*Records from a data source*
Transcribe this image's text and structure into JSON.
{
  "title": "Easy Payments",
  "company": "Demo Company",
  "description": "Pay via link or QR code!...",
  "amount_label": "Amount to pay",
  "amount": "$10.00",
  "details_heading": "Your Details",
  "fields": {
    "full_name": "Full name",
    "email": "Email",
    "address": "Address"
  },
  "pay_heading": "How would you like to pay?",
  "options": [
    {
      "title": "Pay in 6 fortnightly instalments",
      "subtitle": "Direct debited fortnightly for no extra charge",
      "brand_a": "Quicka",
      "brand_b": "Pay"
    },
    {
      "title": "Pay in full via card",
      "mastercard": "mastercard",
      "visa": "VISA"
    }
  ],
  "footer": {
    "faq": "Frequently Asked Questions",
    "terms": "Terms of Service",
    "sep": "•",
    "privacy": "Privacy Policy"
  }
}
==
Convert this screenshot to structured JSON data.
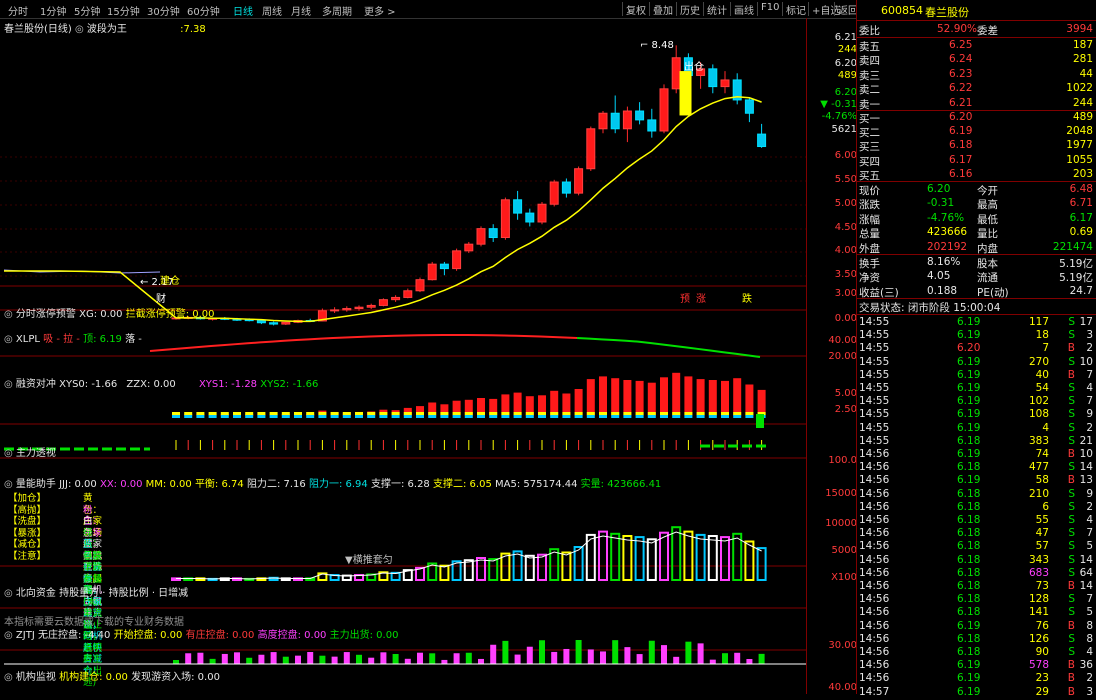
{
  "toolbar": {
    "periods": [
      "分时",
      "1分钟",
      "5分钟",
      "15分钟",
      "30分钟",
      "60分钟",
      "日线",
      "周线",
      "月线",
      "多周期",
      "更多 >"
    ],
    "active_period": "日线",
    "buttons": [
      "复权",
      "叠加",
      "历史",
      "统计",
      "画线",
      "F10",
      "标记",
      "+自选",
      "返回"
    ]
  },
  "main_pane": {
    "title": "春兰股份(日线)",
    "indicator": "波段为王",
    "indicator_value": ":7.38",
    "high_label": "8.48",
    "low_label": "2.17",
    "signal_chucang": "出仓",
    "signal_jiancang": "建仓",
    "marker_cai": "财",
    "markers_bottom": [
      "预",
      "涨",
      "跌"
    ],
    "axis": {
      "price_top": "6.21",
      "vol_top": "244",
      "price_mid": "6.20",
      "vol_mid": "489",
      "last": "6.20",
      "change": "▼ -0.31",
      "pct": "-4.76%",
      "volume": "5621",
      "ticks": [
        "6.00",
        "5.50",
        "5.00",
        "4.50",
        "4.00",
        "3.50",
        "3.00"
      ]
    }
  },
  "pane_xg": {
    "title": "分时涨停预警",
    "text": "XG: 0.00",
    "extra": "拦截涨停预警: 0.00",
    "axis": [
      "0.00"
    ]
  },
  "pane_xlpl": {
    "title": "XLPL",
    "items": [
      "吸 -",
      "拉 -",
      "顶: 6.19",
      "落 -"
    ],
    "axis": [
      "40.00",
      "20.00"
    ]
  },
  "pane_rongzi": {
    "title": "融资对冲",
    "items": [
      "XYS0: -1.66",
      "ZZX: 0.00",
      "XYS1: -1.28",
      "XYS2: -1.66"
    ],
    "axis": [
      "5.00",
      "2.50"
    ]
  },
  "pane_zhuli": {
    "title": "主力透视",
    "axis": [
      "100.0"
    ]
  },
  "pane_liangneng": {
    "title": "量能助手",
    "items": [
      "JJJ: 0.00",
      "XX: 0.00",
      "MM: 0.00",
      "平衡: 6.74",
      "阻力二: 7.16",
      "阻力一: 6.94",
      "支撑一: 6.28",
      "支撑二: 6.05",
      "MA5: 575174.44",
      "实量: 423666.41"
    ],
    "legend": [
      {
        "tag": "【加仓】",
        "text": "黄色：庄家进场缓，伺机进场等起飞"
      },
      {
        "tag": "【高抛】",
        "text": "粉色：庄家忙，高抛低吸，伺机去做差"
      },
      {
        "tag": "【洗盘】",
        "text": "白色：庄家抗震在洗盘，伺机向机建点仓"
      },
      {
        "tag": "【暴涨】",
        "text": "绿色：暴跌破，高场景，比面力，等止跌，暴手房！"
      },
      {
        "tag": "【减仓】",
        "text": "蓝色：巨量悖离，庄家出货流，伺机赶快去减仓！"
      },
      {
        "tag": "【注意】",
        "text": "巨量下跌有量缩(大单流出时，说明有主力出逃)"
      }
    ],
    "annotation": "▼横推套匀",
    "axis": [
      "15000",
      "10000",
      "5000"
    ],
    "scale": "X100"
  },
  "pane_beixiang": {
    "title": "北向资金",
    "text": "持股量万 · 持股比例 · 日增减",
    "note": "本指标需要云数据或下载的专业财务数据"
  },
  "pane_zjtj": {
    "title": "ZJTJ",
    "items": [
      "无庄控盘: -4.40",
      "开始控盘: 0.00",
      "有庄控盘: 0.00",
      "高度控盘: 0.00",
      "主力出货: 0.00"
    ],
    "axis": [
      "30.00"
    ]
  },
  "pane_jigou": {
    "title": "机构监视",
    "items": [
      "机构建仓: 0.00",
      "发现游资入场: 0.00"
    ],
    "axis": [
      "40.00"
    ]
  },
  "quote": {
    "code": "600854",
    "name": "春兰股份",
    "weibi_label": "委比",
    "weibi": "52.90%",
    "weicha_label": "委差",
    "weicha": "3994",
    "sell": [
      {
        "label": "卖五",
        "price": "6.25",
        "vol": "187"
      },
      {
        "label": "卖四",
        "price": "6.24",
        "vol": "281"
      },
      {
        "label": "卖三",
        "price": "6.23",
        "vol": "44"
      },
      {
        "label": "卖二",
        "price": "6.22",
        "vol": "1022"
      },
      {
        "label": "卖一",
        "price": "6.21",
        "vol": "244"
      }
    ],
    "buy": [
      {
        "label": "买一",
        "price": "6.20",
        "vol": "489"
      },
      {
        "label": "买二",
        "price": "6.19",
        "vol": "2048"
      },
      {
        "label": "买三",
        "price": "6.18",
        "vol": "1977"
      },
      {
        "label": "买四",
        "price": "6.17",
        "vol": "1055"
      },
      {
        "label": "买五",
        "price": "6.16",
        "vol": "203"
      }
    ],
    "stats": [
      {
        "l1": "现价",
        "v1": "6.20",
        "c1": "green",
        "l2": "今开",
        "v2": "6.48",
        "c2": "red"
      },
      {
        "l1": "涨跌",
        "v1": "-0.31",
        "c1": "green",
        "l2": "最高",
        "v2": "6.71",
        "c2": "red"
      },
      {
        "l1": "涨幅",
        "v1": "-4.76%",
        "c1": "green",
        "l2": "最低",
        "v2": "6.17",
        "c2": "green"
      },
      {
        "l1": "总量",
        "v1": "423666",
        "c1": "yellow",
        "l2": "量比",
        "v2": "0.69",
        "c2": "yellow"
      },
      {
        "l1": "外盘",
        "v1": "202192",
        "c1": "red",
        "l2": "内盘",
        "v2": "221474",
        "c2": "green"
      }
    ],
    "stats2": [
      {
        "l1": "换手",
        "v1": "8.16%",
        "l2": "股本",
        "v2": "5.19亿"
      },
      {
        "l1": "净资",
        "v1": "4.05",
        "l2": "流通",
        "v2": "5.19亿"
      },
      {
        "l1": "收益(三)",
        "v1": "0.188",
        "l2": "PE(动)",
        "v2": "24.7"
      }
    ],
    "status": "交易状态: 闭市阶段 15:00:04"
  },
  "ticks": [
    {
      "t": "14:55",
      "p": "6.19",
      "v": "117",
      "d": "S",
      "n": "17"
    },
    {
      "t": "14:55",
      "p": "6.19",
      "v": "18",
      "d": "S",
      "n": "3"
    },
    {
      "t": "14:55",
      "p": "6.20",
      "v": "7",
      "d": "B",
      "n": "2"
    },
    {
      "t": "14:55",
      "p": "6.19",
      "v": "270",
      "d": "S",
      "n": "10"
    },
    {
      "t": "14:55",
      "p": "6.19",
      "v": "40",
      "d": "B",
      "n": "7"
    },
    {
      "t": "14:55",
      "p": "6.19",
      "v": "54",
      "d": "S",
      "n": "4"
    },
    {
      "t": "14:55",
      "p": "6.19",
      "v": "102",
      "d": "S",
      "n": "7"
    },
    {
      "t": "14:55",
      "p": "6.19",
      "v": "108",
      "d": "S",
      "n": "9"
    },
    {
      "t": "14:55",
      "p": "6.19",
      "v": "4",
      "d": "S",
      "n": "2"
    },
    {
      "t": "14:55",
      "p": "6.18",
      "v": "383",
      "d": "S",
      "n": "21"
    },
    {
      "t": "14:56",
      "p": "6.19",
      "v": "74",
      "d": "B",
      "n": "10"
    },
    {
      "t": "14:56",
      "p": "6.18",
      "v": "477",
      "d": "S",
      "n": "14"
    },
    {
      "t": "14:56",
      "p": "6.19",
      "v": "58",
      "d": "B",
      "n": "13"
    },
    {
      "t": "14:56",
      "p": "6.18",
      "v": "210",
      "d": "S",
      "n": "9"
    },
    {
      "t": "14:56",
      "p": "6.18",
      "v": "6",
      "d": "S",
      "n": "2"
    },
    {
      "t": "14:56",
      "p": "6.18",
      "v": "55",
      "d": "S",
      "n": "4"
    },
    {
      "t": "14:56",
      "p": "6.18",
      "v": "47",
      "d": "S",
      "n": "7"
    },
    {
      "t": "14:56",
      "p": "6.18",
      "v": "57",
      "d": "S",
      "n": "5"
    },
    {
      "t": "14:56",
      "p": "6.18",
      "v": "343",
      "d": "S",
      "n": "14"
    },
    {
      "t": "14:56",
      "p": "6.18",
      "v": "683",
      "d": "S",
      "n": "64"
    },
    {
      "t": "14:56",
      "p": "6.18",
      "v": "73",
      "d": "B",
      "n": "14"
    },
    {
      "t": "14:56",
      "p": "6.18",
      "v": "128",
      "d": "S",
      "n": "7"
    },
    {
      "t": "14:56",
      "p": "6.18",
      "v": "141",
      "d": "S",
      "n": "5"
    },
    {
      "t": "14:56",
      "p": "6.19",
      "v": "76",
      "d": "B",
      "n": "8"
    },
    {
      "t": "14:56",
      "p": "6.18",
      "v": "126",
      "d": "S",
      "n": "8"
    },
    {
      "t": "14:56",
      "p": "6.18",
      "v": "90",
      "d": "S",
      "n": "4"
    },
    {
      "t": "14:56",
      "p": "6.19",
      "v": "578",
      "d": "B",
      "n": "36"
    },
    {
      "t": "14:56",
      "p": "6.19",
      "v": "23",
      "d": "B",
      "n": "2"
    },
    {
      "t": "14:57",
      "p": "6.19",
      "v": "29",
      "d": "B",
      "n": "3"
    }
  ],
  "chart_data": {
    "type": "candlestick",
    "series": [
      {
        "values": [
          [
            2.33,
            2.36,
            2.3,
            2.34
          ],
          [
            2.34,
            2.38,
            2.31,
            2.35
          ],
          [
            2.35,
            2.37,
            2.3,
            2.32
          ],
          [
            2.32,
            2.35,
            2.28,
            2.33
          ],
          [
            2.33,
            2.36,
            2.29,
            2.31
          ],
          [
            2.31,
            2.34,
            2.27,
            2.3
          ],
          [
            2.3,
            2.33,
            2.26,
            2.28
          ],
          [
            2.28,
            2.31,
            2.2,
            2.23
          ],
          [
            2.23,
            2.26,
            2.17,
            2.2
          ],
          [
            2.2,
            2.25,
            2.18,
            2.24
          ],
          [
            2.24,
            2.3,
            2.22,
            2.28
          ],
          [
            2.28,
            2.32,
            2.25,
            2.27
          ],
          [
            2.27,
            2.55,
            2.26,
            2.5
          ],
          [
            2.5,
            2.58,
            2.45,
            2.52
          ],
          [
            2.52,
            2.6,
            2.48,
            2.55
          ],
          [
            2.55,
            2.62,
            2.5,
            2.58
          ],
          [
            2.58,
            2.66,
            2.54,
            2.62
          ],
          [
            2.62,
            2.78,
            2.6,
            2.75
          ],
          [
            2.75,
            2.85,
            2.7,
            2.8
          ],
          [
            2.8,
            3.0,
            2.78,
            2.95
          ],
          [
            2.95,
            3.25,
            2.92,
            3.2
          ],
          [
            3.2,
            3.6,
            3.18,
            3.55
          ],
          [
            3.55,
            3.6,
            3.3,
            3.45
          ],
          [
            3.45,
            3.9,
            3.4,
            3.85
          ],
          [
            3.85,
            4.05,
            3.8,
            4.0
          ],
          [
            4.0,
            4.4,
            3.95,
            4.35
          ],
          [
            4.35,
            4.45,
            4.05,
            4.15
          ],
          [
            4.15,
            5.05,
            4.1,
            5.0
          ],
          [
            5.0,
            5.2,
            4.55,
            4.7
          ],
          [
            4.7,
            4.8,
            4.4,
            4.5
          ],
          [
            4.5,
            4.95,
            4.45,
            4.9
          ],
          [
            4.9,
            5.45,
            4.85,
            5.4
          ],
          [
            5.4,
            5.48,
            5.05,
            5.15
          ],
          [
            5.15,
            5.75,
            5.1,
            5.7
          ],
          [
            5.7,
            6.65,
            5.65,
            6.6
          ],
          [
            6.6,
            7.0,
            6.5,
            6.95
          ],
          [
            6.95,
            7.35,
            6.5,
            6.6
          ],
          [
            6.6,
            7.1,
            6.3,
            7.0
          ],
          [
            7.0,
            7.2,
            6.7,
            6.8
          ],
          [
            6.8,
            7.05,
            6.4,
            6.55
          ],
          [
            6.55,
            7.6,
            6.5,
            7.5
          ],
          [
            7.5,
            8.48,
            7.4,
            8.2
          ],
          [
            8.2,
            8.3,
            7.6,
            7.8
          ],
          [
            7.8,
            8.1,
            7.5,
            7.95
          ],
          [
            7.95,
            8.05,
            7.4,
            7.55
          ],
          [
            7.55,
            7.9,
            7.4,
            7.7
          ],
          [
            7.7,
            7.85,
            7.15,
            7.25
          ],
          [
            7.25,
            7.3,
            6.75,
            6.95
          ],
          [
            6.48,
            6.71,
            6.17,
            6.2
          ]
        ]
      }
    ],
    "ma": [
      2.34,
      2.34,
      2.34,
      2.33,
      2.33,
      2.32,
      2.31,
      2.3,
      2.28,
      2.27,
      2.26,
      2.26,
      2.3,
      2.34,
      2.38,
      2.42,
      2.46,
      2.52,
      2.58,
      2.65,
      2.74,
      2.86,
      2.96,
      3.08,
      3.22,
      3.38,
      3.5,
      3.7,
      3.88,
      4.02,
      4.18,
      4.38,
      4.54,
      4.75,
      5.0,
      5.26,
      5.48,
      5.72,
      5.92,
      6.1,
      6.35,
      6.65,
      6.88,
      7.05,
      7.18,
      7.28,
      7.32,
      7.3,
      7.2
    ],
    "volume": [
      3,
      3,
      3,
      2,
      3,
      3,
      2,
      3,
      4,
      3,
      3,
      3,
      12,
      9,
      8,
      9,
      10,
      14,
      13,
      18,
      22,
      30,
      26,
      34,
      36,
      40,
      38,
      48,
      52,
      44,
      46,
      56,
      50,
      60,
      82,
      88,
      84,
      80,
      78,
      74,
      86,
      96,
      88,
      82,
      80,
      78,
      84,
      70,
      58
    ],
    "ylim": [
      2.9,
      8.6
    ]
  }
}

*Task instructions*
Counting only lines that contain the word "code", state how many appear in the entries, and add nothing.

*Exercise solution*
2